#22. Satta – Orazio Satta Puliga – known as Satta for short, he like Merosi, Jano and Ricart was a Head of Design for Alfa Romeo. In fact, until the 1950s, these four men – all in the ISS Master League team – had been the only Chief Engineers/Heads of Design in Alfa Romeo’s entire history. Satta oversaw the regeneration of the company post-war, and on his watch some truly stunning cars were turned out – 1900, Giulietta, Giulia, Montreal among others. He then held senior management positions prior to his death in 1974;
#16. Ricart – Wilfredo Ricart – Spaniard Ricart was Alfa Romeo’s Chief Engineer for Special Projects from 1936. Claim to fame in his time at Alfa, as well as some wonderful cars, was a clash of personalities with one Enzo Ferrari – who felt Ricart got him fired from Alfa before the war!
#17. Alviano – Enrico Alviano was Head of Electronic Systems for Alfa Romeo’s DTM team…electronics and Italian cars do not always mix well, but Alviano clearly did something right as Alfa won the DTM driver and constructor crowns in 1993;
#19. Farina – Giuseppe Farina.

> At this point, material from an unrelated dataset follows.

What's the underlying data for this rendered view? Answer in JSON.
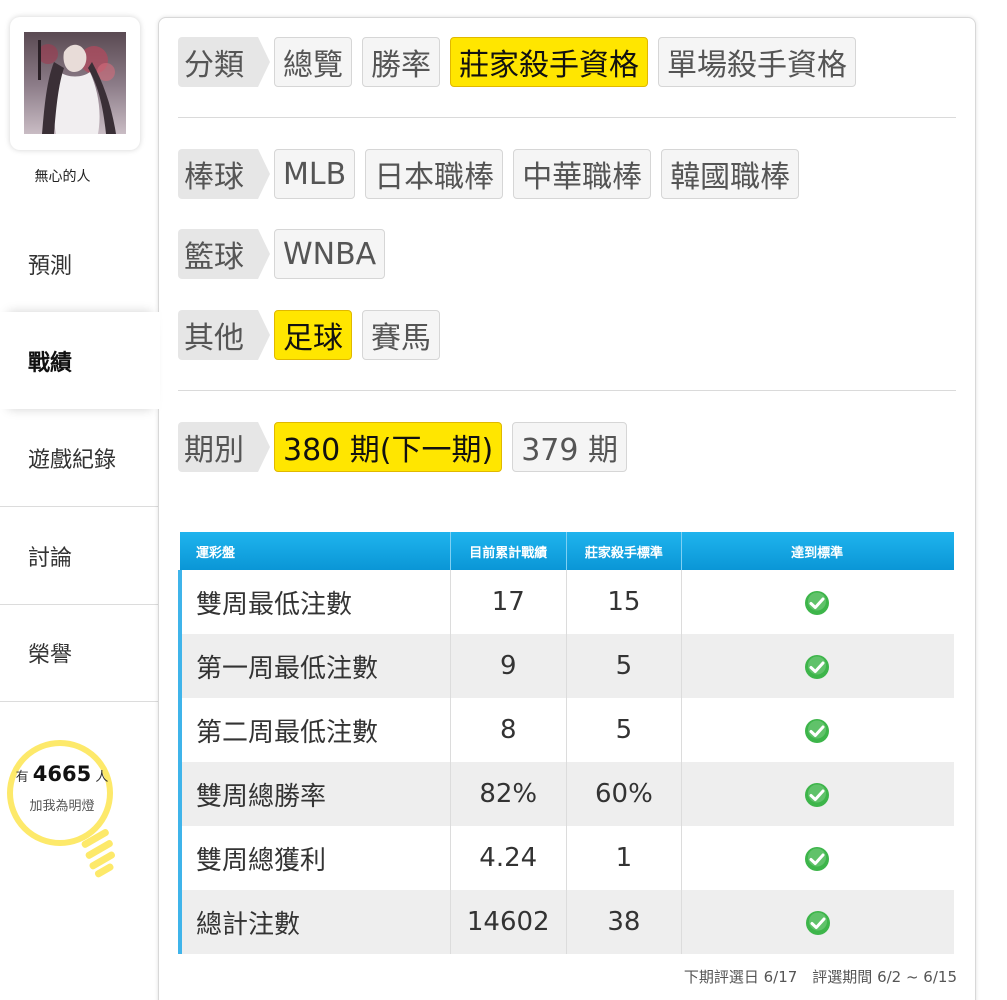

Needs little introduction. The first-ever Formula One World Champion, winning motorsport’s most coveted prize in 1950 at the wheel of an Alfa Romeo;
#20. Alen – Markku Alen – Finnish rally driver at his peak in the 1970s and 80s, long-time holder of the record for most WRC stage wins. Like Ragnotti, Munari and Carlson, not an Alfa driver but a big name from European rallying in decades past;
#7. Stella – Ugo Stella – aristocrat Ugo Stella founded the Anonima Lombardo Fabbrica Automobili company in 1909, making him the founder of the company we know today as Alfa Romeo;
#9. Anser – no clear link here
#21. Carlson – Erik Carlson – great rally driver of the 1960s, famed for his exploits in the rock-solid Saabs of the day.
Out of the names above, I count twelve where the name of one of the ‘imaginary’ footballers matches a key figure from Alfa Romeo’s design and motorsport history. Plus there are another four that map onto rally drivers from the 1960s-80s.
The closeness with which these names match any Alfa Romeo history text you might read seems pretty conclusive to me that there was a rogue car nut involved in producing the first ISS Pro Evolution game. After all, surnames like Hruska, Gobbato, Merosi and Jano are not ones one would just imagine off the top of one’s head. There really can’t be many people out there with an interest in both football and the history of Italian car companies, so I do wonder if anyone else out there has spotted this strange but entertaining little Easter Egg. I also wonder if the responsible person was then deployed to work on Enthusia – another Konami product perhaps more suited to their rather comprehensive knowledge.
Even if the Alfa Romeo-ISS Pro name crossover is all pure coincidence, or just the result of someone picking up the nearest book to them and firing the names on the pages into the database, the assassinations, cross-Italy boat races, politics and sonorous V10s I’ve learned about along the way have made this little investigation worth my while. Alfa Romeo – a manufacturer with a history as tempestuous, passionate and downright fascinating as the cars they produce.
As always, all of the above information did not come from nowhere. I have linked directly to the relevant websites in the main text, but I think it is worth acknowledging again the sites I referred to for information on Alfa Romeo’s illustrious history:
And for the nostalgic discussion on ISS Pro Evolution and the default players – with the lovely phrase ‘the forefathers of the Master League’: